A three-course meal for two in a mid-range restaurant will set you back $55, according to Numbeo. On a monthly budget of $2,900, or $34,800 a year, a couple can enjoy a comfortable retirement in Ambergris Caye, including rent for a house or apartment. If you own a home, expats report it’s possible for a couple to live quite comfortably on less than $24,000 a year.
He wanted world powers and global financial institutions to unite to protect the Caribbean against the effects of climate change.
That hasn’t happened. So Branson and his government partners from 27 Caribbean countries hope that his celebrity, connections and billions will prod local politicians and the financial community to act.
This incredible island is home to some incredible tastes
Without fail, when I mentioned to friends and family my upcoming trip to Puerto Rico, everyone’s reaction was pretty much the same. Mostly a combination of confused looks and concerned comments about the state of the island. I guess it’s understandable since most people on the mainland still have images fresh in their memory of the devastation caused by Hurricane Maria in September 2017. Even though the small Caribbean US territory had suffered terrible losses due to the storm, Puerto Rico and its resilient people today are all about restoring and rebuilding to be better than ever, while moving towards becoming a more sustainable and self-sufficient island. In fact, the saying I heard time and time again from locals is their excitement for the island’s “new beginnings,” symbolizing a rebirth after losing almost everything to the storm.
On our first day in Puerto Rico and after a blissful night’s rest at Hyatt House San Juan, we embarked on a three hour Old San Juan Walk & Taste Tour by strolling through the cobblestone streets and popping into cafés to sample local, sustainably-sourced eats.
Join us on our adventure through the windy little Antilles islands. During the kitesurf – sailing trip we will look for our personal kite spots around the Grenadines and enjoy the sun, the warm Caribbean Sea, constant wind conditions and the lifestyle of the islands.

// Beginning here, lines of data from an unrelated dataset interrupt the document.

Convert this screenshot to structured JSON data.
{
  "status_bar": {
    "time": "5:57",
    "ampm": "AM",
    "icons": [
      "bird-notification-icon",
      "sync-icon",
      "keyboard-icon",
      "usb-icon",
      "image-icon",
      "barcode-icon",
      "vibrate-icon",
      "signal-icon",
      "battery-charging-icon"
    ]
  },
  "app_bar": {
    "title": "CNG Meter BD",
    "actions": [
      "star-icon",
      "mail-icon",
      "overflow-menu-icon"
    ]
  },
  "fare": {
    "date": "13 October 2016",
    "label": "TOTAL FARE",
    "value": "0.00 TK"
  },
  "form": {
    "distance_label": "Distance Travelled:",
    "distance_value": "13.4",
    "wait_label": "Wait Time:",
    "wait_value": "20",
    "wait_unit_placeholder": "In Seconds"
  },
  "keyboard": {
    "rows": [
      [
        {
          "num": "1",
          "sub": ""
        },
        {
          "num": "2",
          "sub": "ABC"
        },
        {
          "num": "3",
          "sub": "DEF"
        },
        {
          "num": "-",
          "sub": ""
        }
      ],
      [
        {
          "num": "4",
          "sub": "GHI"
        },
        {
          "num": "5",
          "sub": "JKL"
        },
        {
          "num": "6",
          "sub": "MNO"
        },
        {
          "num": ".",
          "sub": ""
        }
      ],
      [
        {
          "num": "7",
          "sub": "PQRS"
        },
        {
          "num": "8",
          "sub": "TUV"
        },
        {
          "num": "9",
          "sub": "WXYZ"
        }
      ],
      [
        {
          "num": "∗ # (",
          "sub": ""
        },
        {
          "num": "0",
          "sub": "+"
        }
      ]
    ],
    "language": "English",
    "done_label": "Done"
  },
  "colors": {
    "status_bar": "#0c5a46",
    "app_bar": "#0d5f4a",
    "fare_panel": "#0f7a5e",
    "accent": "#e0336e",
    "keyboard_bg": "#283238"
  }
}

The highlight: we spend the entire sailing trip on the water. With our boat the Lagoon 52, a 52 feet long luxury high-sea catamaran, we sail from island to island at our own pace. During island-hopping in the Caribbean the luxury sailing yacht leaves nothing to be desired. Six high-quality cabins, each with there own private bathrooms, a large open kitchen with living area, BBQ grill and open-air lounge, offer the perfect base. A relaxing sailing trip in the Caribbean is guaranteed. Because of the two skids the catamaran is much more stable in the water. A professional skipper is on board of the fully equipped sailing ship. A special highlight is our cook on board who will take care of your physical well-being!